Maria Plaza sets out to analyse the function of humour in the Roman satirists Horace, Persius, and Juvenal. Her starting point is that satire is driven by two motives, which are to a certain extent opposed: to display humour, and to promote a serious moral message.
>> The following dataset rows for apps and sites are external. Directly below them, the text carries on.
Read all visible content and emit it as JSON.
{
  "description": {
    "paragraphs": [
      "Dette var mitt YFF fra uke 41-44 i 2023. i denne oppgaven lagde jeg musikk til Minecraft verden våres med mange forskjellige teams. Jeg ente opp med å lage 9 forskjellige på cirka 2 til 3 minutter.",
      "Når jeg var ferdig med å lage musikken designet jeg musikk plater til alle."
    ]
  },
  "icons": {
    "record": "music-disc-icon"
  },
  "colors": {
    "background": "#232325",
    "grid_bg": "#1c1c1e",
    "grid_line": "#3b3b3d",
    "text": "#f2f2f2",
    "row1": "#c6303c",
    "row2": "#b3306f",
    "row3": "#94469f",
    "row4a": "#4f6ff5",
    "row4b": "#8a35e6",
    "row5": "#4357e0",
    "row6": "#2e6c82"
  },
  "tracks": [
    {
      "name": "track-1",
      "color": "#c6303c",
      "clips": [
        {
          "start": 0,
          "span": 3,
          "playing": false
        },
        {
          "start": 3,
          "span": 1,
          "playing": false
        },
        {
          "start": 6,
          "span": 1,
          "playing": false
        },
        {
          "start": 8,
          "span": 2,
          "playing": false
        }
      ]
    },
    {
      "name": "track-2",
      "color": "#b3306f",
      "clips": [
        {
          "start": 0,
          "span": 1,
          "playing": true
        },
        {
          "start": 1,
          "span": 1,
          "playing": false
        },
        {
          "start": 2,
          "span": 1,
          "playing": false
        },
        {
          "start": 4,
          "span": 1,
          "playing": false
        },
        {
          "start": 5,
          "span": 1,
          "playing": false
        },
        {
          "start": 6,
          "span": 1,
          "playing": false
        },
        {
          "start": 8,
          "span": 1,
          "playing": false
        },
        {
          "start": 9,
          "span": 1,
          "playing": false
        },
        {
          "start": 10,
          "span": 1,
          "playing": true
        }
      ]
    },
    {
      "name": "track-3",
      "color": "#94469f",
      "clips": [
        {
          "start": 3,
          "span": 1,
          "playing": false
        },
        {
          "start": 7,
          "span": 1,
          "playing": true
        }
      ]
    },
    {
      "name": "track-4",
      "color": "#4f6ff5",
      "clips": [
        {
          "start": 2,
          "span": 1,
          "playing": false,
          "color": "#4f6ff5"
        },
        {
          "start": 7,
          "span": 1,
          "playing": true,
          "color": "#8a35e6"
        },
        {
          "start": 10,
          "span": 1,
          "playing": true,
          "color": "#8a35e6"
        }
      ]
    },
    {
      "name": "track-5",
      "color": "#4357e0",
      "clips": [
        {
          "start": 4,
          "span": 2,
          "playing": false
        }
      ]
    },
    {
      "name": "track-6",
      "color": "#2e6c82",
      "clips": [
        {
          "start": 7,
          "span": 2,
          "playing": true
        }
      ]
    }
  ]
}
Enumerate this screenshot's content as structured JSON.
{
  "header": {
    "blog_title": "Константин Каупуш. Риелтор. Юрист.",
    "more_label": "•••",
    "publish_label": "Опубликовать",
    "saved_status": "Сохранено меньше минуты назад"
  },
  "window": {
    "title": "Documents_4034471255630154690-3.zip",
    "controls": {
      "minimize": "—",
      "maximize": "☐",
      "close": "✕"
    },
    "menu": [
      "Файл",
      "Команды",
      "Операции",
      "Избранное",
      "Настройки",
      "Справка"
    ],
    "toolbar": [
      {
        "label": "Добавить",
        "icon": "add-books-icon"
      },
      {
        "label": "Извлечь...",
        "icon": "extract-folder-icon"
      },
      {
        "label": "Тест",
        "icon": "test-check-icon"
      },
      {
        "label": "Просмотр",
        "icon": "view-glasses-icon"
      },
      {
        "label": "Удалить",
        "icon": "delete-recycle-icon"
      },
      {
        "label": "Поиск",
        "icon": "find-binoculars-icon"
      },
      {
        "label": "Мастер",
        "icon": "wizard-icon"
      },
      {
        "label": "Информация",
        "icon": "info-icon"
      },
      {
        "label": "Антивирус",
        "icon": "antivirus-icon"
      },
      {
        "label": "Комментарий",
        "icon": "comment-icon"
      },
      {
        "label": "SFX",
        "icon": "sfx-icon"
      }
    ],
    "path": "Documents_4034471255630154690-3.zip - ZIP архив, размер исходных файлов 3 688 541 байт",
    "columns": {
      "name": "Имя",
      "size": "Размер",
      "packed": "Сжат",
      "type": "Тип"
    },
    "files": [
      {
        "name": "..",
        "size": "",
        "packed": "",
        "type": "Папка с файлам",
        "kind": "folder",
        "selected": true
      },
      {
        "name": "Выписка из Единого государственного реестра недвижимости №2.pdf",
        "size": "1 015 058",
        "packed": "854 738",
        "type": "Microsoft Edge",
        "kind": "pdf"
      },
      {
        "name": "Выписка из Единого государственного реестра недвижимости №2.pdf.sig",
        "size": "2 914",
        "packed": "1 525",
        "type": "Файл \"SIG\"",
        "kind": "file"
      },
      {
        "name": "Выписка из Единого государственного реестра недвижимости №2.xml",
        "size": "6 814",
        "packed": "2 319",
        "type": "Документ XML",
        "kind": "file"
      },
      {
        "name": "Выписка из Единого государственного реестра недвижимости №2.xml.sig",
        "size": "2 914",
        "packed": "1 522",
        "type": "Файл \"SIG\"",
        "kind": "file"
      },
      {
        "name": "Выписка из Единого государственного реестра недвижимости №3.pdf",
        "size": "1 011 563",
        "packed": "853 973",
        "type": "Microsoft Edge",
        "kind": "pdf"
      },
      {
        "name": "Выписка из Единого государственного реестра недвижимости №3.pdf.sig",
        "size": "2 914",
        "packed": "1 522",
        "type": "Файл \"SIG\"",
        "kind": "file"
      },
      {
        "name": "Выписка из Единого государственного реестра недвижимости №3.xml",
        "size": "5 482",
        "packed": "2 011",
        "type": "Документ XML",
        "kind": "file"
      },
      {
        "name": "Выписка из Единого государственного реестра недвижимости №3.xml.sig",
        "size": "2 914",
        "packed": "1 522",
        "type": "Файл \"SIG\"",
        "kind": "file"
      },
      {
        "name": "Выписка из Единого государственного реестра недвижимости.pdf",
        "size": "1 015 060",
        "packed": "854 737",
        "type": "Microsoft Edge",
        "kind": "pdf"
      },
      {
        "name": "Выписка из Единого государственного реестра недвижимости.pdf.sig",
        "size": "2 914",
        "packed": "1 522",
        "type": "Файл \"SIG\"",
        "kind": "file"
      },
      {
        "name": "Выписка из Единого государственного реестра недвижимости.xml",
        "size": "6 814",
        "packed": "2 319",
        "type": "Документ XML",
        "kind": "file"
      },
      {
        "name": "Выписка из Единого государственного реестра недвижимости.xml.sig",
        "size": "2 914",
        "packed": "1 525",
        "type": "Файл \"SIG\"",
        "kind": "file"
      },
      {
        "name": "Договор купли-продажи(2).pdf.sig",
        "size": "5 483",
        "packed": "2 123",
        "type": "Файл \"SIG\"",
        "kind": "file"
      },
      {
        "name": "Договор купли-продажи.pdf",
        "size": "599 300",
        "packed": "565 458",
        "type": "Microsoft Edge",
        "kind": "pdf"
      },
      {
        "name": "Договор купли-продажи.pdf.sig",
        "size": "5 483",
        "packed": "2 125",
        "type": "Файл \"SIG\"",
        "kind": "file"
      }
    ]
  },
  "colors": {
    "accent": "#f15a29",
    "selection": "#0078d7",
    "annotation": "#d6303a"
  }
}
She argues that, while the Roman satirist needs humour for his work's aesthetic merit, his proposed message suffers from the ambivalence that humour brings with it. Her analysis shows that this paradox isnot only socio-ideological but also aesthetic, forming the ground for the curious, hybrid nature of Roman satire.
- Publication Date:
- 26 / 01 / 2006